■ Supplied material:
....

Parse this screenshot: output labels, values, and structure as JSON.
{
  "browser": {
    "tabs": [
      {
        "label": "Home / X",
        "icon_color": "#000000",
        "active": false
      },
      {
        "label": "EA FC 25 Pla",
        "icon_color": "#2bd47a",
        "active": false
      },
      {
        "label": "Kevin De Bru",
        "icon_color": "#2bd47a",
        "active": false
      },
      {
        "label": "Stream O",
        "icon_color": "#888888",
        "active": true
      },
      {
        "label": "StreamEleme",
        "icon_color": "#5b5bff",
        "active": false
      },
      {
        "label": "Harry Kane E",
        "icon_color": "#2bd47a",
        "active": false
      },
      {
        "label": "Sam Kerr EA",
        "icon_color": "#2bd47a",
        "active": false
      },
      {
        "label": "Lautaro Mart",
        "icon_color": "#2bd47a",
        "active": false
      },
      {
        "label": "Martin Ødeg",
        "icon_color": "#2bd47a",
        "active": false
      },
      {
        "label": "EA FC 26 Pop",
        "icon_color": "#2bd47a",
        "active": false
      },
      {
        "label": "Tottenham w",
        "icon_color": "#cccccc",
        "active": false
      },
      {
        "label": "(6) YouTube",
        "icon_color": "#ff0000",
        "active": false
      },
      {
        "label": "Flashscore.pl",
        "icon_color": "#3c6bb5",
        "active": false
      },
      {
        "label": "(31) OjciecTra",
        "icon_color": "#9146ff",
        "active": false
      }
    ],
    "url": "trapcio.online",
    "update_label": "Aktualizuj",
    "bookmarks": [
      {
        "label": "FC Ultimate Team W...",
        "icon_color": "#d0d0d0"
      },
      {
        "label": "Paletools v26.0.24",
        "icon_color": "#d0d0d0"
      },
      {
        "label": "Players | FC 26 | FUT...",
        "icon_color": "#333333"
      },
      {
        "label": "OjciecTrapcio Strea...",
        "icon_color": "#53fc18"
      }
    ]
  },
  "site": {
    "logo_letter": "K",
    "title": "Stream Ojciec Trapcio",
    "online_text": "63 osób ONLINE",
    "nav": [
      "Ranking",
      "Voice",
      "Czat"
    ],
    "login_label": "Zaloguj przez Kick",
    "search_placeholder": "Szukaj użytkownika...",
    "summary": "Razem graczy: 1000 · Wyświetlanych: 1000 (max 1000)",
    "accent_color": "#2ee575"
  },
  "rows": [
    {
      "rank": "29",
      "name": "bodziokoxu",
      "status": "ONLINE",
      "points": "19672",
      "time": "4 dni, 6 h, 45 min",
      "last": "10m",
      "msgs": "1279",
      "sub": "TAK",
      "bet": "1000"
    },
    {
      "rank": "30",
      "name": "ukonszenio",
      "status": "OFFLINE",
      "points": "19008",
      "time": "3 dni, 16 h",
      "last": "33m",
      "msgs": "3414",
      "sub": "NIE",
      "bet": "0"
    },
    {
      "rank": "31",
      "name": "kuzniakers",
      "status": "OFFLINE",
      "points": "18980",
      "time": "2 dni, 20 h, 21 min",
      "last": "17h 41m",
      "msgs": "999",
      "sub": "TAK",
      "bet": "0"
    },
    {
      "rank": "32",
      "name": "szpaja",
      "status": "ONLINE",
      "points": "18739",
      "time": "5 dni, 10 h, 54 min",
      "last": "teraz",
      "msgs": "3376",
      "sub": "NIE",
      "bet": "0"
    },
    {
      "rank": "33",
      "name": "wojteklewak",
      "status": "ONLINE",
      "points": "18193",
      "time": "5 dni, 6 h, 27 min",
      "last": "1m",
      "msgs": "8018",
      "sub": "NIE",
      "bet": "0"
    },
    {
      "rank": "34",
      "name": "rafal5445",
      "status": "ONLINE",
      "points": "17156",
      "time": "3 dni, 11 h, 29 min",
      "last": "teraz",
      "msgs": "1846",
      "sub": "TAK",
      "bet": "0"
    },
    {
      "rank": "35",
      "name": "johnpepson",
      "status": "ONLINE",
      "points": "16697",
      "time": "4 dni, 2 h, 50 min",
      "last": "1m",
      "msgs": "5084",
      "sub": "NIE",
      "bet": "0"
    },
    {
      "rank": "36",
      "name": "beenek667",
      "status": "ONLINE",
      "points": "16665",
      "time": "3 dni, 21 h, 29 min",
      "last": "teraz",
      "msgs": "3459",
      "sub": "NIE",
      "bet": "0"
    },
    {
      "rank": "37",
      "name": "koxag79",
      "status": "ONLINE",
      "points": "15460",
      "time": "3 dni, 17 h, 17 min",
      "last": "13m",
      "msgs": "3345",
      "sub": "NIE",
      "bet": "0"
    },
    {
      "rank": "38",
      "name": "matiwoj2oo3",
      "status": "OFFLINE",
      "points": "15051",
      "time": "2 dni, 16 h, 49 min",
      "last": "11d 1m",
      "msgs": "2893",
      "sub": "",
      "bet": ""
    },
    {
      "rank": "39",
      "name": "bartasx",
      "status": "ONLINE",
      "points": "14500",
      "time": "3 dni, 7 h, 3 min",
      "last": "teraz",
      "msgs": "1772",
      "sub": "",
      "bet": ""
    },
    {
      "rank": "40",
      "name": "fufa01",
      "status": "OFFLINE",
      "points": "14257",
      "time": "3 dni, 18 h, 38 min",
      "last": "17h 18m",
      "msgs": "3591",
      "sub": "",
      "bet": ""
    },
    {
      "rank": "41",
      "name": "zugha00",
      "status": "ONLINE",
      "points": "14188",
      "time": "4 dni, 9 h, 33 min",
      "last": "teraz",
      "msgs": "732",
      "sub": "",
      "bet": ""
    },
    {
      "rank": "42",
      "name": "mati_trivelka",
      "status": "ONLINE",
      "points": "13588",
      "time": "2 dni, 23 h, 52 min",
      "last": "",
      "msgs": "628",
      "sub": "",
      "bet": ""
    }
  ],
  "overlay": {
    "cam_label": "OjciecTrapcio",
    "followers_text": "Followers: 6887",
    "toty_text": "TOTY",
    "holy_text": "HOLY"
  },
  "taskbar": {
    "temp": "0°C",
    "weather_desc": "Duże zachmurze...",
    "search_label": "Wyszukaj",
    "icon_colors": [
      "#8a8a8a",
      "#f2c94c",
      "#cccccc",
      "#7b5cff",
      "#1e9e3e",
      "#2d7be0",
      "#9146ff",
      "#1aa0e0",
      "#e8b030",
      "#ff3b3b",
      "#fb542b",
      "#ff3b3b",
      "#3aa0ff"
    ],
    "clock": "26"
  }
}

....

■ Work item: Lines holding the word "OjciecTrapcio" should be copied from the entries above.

■ Response:
        "label": "OjciecTrapcio Strea...",
    "cam_label": "OjciecTrapcio",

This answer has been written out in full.